This week’s tax question:
If I live abroad, and my businesses are all online, do I still have to pay U.S. taxes?
We passed the question on to Michael Bowen of the law firm Akerman Senterfitt, where he’s chair of the state and local taxation practice. He also is a guest lecturer at Harvard University on corporate taxation. Here’s his answer:
This question – although simple – elicits a somewhat complicated answer.
First, it’s important to distinguish between federal as opposed to state and local taxes. In general, if the businesses are incorporated, domiciled, etc., in a foreign country and the owner is not a U.S. citizen, then no federal taxes would be due. If either of these assumptions is incorrect, the answer can quickly change depending on the specific facts. The other complicating factor on the federal side is the presence or absence of a tax treaty existing between the U.S. and the home country of the business. A tax treaty may provide additional protections to a foreign business not otherwise available in the general federal income tax law. (Look on the IRS website for detailed information about such treaties.)
State and local taxes should be considered separately. This is true whether or not federal taxes apply. In the U.S., states are sovereign and have their own tax laws. The state and local rules of taxation vary widely across jurisdictions. To add a further layer of complexity, unlike federal tax, there are many varying types of state and local taxes. For example, there are corporate excise taxes, gross receipts taxes, sales tax, use taxes, franchise taxes and net worth taxes—to name a few.
The fact that the business is online (or virtual) does not necessarily mean that it will escape federal or state and local taxes. Much will depend on the specific facts of the case and what states and localities it does business.

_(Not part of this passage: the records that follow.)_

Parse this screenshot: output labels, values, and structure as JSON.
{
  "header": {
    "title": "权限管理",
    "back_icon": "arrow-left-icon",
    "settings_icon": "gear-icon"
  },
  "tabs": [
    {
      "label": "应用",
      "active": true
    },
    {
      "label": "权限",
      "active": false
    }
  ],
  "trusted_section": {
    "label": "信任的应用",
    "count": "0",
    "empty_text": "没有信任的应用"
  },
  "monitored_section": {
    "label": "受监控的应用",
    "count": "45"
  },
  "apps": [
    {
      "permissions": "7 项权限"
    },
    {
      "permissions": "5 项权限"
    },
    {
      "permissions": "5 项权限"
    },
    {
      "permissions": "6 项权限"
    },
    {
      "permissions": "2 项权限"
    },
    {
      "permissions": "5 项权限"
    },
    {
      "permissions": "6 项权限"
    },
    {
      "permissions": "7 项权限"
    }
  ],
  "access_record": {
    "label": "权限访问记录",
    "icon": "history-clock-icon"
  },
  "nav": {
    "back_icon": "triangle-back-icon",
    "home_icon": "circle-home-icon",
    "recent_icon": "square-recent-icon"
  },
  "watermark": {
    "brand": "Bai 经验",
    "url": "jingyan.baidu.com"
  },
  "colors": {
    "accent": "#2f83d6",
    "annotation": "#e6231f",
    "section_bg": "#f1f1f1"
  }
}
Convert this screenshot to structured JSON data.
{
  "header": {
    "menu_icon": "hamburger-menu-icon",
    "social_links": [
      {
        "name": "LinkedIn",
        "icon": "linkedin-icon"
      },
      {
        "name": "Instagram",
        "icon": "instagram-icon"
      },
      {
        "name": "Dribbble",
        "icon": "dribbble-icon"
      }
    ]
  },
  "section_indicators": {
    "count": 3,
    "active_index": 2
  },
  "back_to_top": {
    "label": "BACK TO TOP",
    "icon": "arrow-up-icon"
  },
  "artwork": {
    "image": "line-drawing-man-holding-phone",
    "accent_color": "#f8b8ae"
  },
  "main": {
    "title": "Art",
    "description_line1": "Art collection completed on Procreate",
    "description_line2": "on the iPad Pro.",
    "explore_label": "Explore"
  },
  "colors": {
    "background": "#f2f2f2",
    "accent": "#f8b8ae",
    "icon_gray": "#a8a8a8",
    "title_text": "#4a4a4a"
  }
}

Disclaimer: This “Ask the accountant” article discusses general legal, tax and financial issues, but it does not constitute legal, tax or financial advice in any respect. No reader should act or refrain from acting on the basis of any information presented herein without seeking the advice of appropriate professionals in the relevant jurisdiction. VentureBeat, the author and the author’s firm expressly disclaim all liability in respect of any actions taken or not taken based on any contents of this post.
From now through April 15, VentureBeat will be taking your tax and accounting questions and getting you expert answers. You can send us a question by email, leave one in the comments below, or reach us by Twitter or on Facebook or Quora.
Mobile developer or publisher? VentureBeat is studying mobile app analytics.
Fill out our 5-minute survey
, and we'll share the data with you.